Your objective — In the copy, keep every line below as it is and leave out the pictures.
++++++++++++++++++++
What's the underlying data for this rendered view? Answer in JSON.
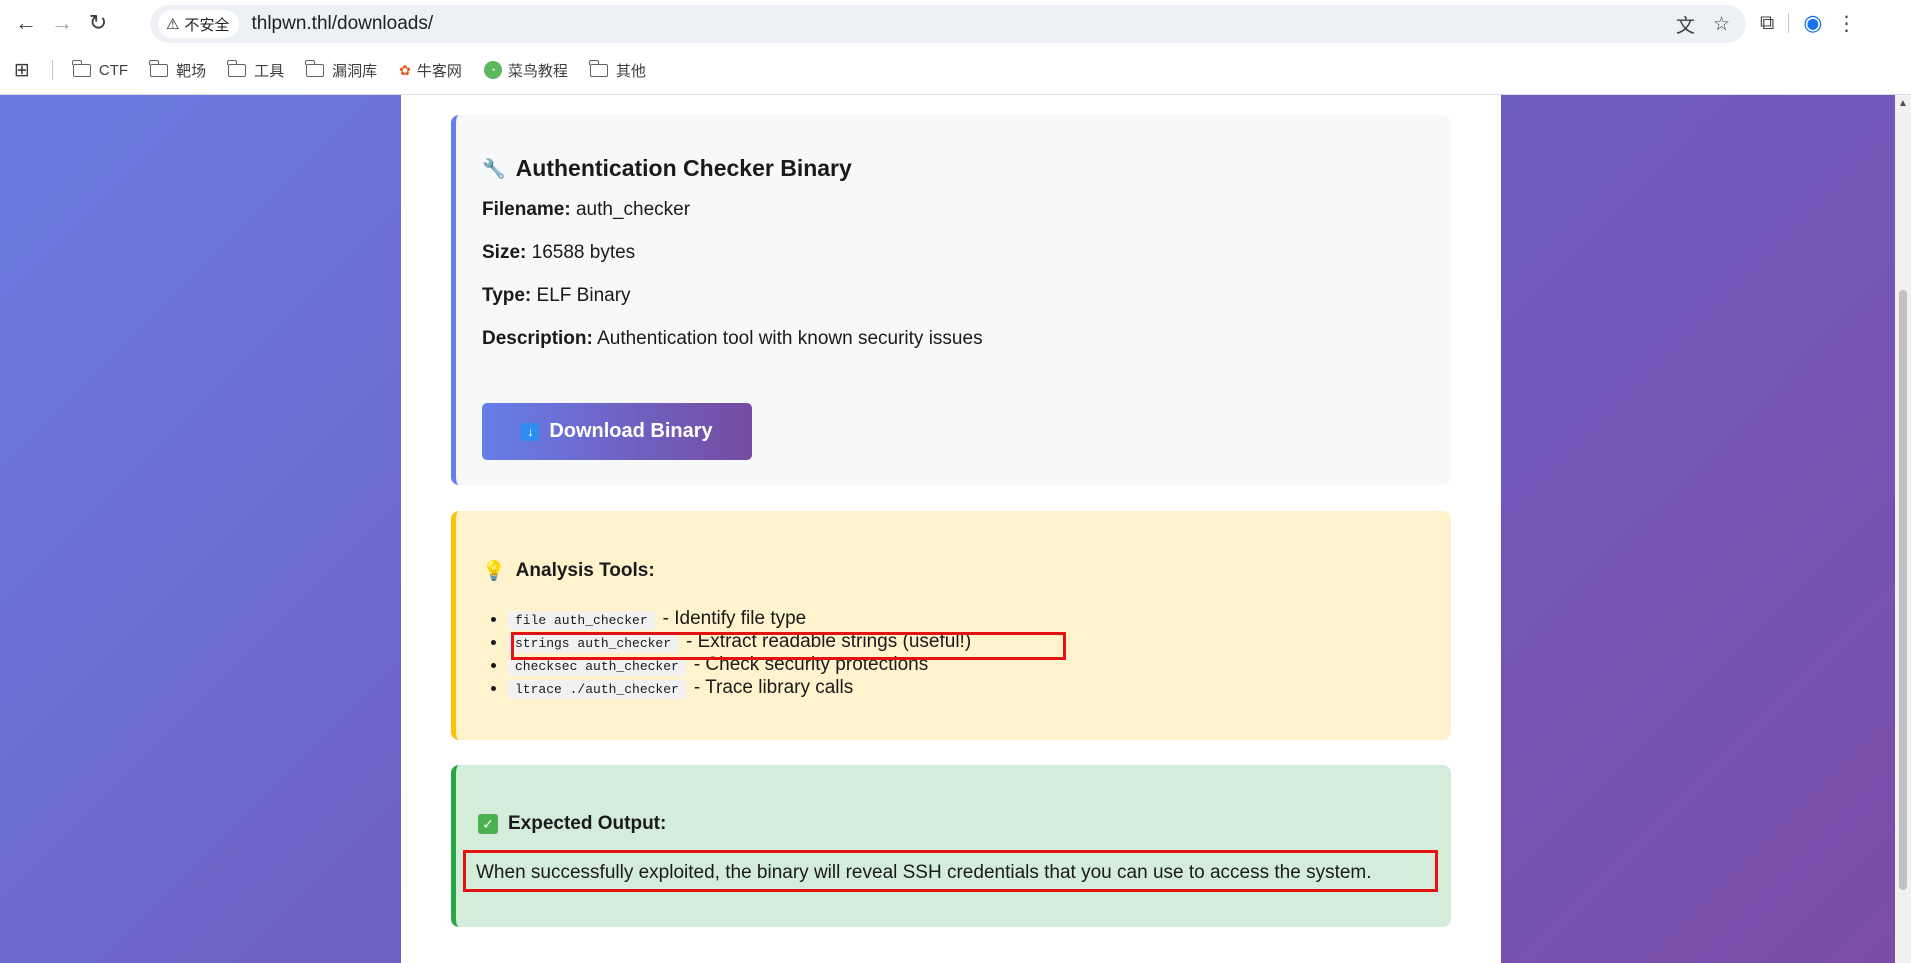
{
  "browser": {
    "security_label": "不安全",
    "url": "thlpwn.thl/downloads/",
    "bookmarks": [
      {
        "label": "CTF",
        "icon": "folder-icon"
      },
      {
        "label": "靶场",
        "icon": "folder-icon"
      },
      {
        "label": "工具",
        "icon": "folder-icon"
      },
      {
        "label": "漏洞库",
        "icon": "folder-icon"
      },
      {
        "label": "牛客网",
        "icon": "niuke-icon"
      },
      {
        "label": "菜鸟教程",
        "icon": "runoob-icon"
      },
      {
        "label": "其他",
        "icon": "folder-icon"
      }
    ]
  },
  "binary": {
    "title": "Authentication Checker Binary",
    "filename_label": "Filename:",
    "filename": "auth_checker",
    "size_label": "Size:",
    "size": "16588 bytes",
    "type_label": "Type:",
    "type": "ELF Binary",
    "description_label": "Description:",
    "description": "Authentication tool with known security issues",
    "download_label": "Download Binary"
  },
  "tools": {
    "title": "Analysis Tools:",
    "items": [
      {
        "cmd": "file auth_checker",
        "desc": "- Identify file type"
      },
      {
        "cmd": "strings auth_checker",
        "desc": "- Extract readable strings (useful!)"
      },
      {
        "cmd": "checksec auth_checker",
        "desc": "- Check security protections"
      },
      {
        "cmd": "ltrace ./auth_checker",
        "desc": "- Trace library calls"
      }
    ]
  },
  "output": {
    "title": "Expected Output:",
    "text": "When successfully exploited, the binary will reveal SSH credentials that you can use to access the system."
  },
  "colors": {
    "accent": "#667eea",
    "tools_border": "#ffc107",
    "output_border": "#28a745",
    "highlight": "#e41313"
  }
}
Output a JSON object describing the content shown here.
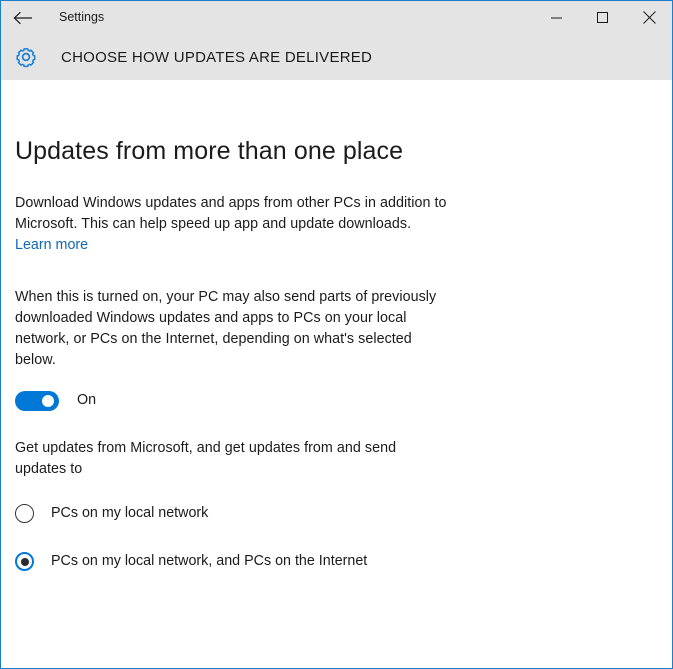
{
  "window": {
    "border_color": "#1a7ecd",
    "titlebar_bg": "#e4e4e4",
    "accent_color": "#0078d7"
  },
  "titlebar": {
    "back_label": "back-arrow",
    "app_title": "Settings",
    "minimize_label": "Minimize",
    "maximize_label": "Maximize",
    "close_label": "Close"
  },
  "page_header": {
    "icon": "gear-icon",
    "title": "CHOOSE HOW UPDATES ARE DELIVERED"
  },
  "main": {
    "heading": "Updates from more than one place",
    "intro_paragraph": "Download Windows updates and apps from other PCs in addition to Microsoft. This can help speed up app and update downloads.",
    "learn_more_link": "Learn more",
    "detail_paragraph": "When this is turned on, your PC may also send parts of previously downloaded Windows updates and apps to PCs on your local network, or PCs on the Internet, depending on what's selected below.",
    "toggle": {
      "state_label": "On",
      "checked": true
    },
    "radio_prompt": "Get updates from Microsoft, and get updates from and send updates to",
    "radio_options": [
      {
        "label": "PCs on my local network",
        "selected": false
      },
      {
        "label": "PCs on my local network, and PCs on the Internet",
        "selected": true
      }
    ]
  }
}
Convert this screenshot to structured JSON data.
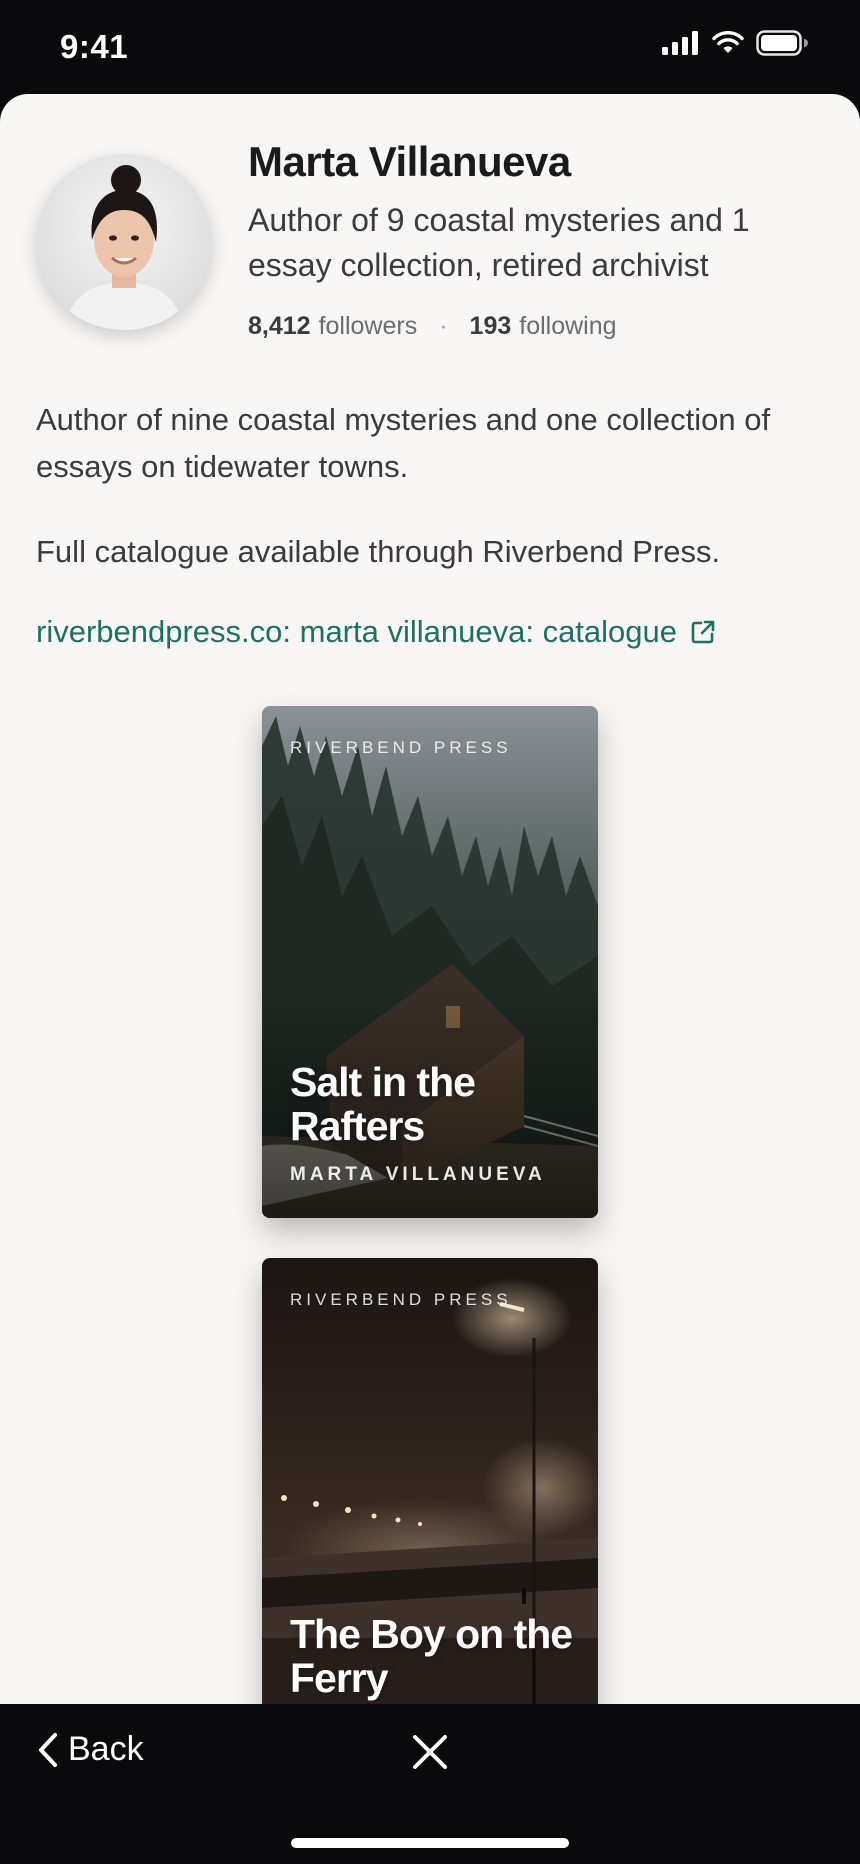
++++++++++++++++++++
Answer space —
What's the underlying data for this rendered view? Answer in JSON.
{
  "browser": {
    "security_label": "不安全",
    "url": "thlpwn.thl/downloads/",
    "bookmarks": [
      {
        "label": "CTF",
        "icon": "folder-icon"
      },
      {
        "label": "靶场",
        "icon": "folder-icon"
      },
      {
        "label": "工具",
        "icon": "folder-icon"
      },
      {
        "label": "漏洞库",
        "icon": "folder-icon"
      },
      {
        "label": "牛客网",
        "icon": "niuke-icon"
      },
      {
        "label": "菜鸟教程",
        "icon": "runoob-icon"
      },
      {
        "label": "其他",
        "icon": "folder-icon"
      }
    ]
  },
  "binary": {
    "title": "Authentication Checker Binary",
    "filename_label": "Filename:",
    "filename": "auth_checker",
    "size_label": "Size:",
    "size": "16588 bytes",
    "type_label": "Type:",
    "type": "ELF Binary",
    "description_label": "Description:",
    "description": "Authentication tool with known security issues",
    "download_label": "Download Binary"
  },
  "tools": {
    "title": "Analysis Tools:",
    "items": [
      {
        "cmd": "file auth_checker",
        "desc": "- Identify file type"
      },
      {
        "cmd": "strings auth_checker",
        "desc": "- Extract readable strings (useful!)"
      },
      {
        "cmd": "checksec auth_checker",
        "desc": "- Check security protections"
      },
      {
        "cmd": "ltrace ./auth_checker",
        "desc": "- Trace library calls"
      }
    ]
  },
  "output": {
    "title": "Expected Output:",
    "text": "When successfully exploited, the binary will reveal SSH credentials that you can use to access the system."
  },
  "colors": {
    "accent": "#667eea",
    "tools_border": "#ffc107",
    "output_border": "#28a745",
    "highlight": "#e41313"
  }
}
Output a JSON object describing the content shown here.
{
  "window": {
    "border_color": "#1a7ecd",
    "titlebar_bg": "#e4e4e4",
    "accent_color": "#0078d7"
  },
  "titlebar": {
    "back_label": "back-arrow",
    "app_title": "Settings",
    "minimize_label": "Minimize",
    "maximize_label": "Maximize",
    "close_label": "Close"
  },
  "page_header": {
    "icon": "gear-icon",
    "title": "CHOOSE HOW UPDATES ARE DELIVERED"
  },
  "main": {
    "heading": "Updates from more than one place",
    "intro_paragraph": "Download Windows updates and apps from other PCs in addition to Microsoft. This can help speed up app and update downloads.",
    "learn_more_link": "Learn more",
    "detail_paragraph": "When this is turned on, your PC may also send parts of previously downloaded Windows updates and apps to PCs on your local network, or PCs on the Internet, depending on what's selected below.",
    "toggle": {
      "state_label": "On",
      "checked": true
    },
    "radio_prompt": "Get updates from Microsoft, and get updates from and send updates to",
    "radio_options": [
      {
        "label": "PCs on my local network",
        "selected": false
      },
      {
        "label": "PCs on my local network, and PCs on the Internet",
        "selected": true
      }
    ]
  }
}
Convert this screenshot to structured JSON data.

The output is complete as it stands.